• [Directions]: Every line containing "reviewer" should be identified and copied from the data below.

• [Provided records]:
################

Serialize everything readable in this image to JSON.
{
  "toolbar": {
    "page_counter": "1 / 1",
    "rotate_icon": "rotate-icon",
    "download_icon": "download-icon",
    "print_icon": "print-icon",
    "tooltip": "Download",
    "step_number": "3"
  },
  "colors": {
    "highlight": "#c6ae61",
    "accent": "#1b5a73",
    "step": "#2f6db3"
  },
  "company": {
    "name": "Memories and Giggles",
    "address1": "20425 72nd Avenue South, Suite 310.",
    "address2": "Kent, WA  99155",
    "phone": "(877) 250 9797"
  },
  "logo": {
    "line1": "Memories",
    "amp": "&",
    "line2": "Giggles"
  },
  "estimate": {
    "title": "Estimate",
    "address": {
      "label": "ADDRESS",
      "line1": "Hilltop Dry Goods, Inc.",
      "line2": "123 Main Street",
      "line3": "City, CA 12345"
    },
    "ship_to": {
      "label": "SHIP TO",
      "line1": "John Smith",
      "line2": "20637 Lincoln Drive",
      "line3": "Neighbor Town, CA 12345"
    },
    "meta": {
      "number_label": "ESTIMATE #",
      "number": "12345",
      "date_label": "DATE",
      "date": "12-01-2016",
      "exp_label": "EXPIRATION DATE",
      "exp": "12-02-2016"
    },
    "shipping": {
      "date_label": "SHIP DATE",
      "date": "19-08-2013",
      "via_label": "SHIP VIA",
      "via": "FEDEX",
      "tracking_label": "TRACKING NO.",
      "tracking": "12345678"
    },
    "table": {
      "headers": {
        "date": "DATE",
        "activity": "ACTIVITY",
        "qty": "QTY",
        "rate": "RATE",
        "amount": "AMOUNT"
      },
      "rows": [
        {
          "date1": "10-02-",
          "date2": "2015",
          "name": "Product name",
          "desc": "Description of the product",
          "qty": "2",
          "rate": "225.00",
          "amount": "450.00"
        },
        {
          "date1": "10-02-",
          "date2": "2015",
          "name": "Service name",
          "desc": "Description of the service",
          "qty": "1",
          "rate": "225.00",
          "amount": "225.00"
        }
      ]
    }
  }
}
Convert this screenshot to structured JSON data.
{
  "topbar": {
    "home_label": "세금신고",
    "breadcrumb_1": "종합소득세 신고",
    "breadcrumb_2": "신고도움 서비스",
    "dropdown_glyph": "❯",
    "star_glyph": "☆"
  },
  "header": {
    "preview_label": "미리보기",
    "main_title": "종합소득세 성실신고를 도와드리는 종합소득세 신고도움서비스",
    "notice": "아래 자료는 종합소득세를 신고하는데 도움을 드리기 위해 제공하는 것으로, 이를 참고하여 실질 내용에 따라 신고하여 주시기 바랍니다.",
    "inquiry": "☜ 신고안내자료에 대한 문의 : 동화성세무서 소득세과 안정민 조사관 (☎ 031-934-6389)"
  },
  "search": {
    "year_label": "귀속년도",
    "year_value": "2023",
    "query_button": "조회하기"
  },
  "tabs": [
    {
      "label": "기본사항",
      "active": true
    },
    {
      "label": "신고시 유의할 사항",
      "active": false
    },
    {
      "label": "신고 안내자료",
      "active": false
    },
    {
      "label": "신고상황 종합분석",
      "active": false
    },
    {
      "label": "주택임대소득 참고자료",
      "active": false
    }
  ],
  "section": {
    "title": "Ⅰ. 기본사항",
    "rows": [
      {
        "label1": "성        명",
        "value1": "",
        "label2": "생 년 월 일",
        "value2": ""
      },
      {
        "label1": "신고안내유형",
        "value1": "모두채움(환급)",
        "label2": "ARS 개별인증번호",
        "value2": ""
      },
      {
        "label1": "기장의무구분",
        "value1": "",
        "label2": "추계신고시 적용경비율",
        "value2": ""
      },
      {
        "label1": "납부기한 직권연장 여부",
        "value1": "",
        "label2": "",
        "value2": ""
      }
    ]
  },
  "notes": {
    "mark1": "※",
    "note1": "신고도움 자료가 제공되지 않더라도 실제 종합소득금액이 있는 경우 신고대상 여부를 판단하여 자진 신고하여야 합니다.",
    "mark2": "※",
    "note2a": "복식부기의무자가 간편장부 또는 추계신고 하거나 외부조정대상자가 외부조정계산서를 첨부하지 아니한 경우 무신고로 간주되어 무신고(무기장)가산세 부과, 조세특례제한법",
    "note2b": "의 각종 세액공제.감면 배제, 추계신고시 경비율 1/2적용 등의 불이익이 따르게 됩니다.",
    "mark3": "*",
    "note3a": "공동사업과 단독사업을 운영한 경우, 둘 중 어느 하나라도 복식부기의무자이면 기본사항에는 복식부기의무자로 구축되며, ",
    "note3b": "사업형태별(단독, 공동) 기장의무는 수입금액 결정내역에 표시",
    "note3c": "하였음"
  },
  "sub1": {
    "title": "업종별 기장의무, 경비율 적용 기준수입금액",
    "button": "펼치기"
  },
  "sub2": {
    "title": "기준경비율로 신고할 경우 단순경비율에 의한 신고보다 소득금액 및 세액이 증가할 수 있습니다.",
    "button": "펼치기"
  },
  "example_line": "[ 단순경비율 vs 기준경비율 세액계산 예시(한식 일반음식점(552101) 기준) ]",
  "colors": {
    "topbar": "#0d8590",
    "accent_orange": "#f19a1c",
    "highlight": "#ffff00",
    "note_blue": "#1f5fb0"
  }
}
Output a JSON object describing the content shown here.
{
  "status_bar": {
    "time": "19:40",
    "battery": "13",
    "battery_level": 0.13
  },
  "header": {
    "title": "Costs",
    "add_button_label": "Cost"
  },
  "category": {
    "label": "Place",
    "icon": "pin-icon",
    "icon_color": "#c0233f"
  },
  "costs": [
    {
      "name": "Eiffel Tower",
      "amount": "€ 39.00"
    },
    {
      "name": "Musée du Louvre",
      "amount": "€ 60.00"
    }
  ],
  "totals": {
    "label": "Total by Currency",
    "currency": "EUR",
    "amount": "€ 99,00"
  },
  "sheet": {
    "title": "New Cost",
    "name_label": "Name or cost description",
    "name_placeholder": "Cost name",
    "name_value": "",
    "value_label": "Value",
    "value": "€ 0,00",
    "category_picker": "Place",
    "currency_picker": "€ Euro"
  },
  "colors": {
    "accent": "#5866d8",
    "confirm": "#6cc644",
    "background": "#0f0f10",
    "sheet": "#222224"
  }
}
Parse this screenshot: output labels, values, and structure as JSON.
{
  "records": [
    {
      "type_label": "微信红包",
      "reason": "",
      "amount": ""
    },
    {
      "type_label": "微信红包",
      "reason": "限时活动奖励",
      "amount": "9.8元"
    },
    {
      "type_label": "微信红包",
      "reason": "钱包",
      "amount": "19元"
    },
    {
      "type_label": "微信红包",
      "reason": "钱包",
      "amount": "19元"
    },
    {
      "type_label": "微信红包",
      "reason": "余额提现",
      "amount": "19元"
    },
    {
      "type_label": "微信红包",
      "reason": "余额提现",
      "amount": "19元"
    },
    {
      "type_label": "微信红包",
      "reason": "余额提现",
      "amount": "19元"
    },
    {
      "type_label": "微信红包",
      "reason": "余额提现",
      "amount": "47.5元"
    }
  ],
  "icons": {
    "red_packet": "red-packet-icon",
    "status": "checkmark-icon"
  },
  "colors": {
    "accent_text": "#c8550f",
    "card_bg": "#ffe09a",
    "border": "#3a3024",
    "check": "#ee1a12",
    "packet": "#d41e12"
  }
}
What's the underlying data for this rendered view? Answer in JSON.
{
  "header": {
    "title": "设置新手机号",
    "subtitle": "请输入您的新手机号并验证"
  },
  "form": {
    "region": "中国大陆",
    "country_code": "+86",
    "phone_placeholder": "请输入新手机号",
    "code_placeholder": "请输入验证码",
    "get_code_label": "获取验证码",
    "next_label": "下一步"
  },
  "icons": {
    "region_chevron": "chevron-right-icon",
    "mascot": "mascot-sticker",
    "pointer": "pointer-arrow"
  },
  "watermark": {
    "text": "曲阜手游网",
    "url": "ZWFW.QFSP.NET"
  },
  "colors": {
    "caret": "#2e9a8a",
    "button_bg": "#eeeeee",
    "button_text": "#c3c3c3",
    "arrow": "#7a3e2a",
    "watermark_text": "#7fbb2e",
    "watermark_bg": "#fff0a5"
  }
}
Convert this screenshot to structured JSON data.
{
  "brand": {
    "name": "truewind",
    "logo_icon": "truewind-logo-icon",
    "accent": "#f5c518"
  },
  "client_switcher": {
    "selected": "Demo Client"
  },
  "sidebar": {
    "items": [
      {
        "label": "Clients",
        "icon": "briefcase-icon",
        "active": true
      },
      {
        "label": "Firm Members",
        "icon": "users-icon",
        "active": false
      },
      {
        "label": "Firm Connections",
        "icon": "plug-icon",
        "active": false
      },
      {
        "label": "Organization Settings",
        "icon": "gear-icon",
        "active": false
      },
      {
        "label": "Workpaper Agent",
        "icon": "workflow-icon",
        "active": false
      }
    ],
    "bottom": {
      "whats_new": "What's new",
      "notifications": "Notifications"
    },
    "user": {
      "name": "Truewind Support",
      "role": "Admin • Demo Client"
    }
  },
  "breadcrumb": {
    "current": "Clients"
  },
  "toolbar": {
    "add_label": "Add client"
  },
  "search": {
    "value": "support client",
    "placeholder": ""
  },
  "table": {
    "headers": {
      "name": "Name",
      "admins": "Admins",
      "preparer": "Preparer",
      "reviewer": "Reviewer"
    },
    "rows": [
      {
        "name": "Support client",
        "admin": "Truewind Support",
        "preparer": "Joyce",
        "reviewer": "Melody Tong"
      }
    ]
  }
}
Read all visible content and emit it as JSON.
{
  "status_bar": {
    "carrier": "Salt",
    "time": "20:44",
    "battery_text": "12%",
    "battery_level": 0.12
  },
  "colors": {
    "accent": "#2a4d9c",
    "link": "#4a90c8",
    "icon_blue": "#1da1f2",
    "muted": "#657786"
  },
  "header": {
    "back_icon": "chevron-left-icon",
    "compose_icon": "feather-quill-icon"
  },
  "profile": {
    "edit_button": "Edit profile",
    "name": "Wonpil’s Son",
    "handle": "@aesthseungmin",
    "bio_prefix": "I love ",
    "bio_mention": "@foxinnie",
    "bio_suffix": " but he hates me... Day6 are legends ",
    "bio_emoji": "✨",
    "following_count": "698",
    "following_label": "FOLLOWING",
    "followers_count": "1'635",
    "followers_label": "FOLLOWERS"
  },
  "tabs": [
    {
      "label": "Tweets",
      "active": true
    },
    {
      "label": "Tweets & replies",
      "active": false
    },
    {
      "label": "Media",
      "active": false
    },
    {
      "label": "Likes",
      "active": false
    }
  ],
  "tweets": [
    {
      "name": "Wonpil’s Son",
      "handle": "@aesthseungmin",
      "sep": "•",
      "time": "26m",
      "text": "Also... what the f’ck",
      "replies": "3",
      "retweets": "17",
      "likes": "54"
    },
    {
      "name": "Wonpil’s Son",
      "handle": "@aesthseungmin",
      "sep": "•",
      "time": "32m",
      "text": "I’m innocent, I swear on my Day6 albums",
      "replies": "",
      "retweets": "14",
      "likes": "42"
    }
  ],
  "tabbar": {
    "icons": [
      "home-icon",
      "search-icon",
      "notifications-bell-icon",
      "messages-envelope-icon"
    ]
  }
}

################

• [Answer for this exercise]:
      "reviewer": "Reviewer"
        "reviewer": "Melody Tong"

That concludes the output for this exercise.